Mountain Top Living ~ Part 4: Blessed are those who Mourn
Blessed are those who mourn, for they shall be comforted.
We can hardly imagine the horrific scene of Jesus on the cross. Beaten and scourged within an inch of His life and suspended by nails before the holy city of Jerusalem. He struggled for every breath in the race against asphyxia and blood loss. His nerves radiated with pangs and paroxysms. His soul shadowed in the darkness of evil and injustice. The Apostle John recollects, “Now there stood by the cross of Jesus his mother” (Jn. 19:25). Mary witnessed the excruciating death of her own son. Her own soul pierced through by the sword of sorrow and grief (Lk. 2: 35.)
The word “mourn” (πενθέω) connotes severe grief as with the loss of a loved one or family member. It is the kind of sorrow that cannot be shrouded or hidden but overwhelms like the unrelenting waves of the sea. It is the anguish of the heart and soul which brings uncontrollable tears. Tragedy and suffering will find all of us in due time as with our Savior. Jesus mourned for His friend Lazarus (Jn. 11:35). Jesus wept for Jerusalem because of the catastrophic estrangement from Yahweh (Matt. 23:37-39).
The capacity for grief reveals the courage to see the suffering within ourselves and others. It is so much easier to look away than to emotionally invest. The good Samaritan “saw” the wounded man and “had compassion on him” (Lk. 10:33), whereas the other more prestigious men saw but “passed by the other side.” They lacked the ability to really see the person and feel another’s pain. Jesus blesses those able to empathize with others and act accordingly.
The blessing of grief is also indicative of one’s ability to love. Our grief is a mirror to the heart. It is with those we love the most, that we feel the greatest bereavement. Jesus wept so much for Lazarus that the people remarked, “See how he loved him!” We can hardly contend that the greatest of virtues, eternal love- is not worth inevitable finite losses. Anyone, who has ever loved knows its immense value. As the poet Tennyson says, “tis better to have loved and lost than never to have loved at all.”

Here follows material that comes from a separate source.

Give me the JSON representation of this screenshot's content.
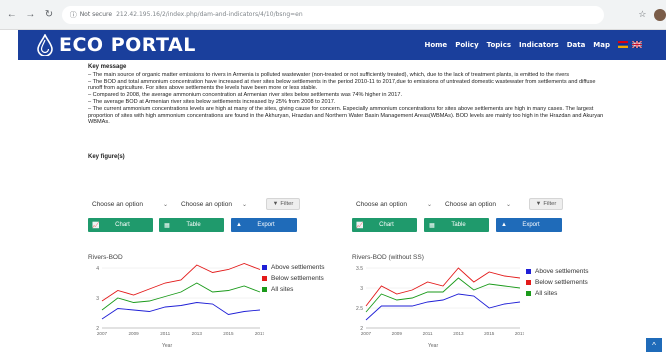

Also, the “Franciscan Blessing” urges, “May God bless you with tears, to shed for those who suffer pain, rejection, hunger, and war, so that you may reach out your hand to comfort them and to turn their pain to joy.” It is when we have the spiritual capacity to mourn that we can love in the deepest sense and find the greatest comfort. The promise of God’s intimacy is even through our darkest moments of despair. “The Lord is near to those who have a broken heart and saves such as have a contrite spirit” (Ps. 34:18).
Mary endured the crushing heartbreak that no mother should endure. She found, however, interminable comfort. Mary was gathered with the disciples 50 days later, on the day of Pentecost, as directed by her risen Son in Jerusalem. “These all continued with one accord in prayer and supplication, with the women and Mary the mother of Jesus, and with his brothers” (Acts. 2:14).
Mary’s mourning gave light to the greatest joy ever known. (Rev. 21: 4) “And God will wipe away every tear from their eyes; there shall be no more death, nor sorrow, nor crying; and there shall be no more pain, for the former things have passed away.”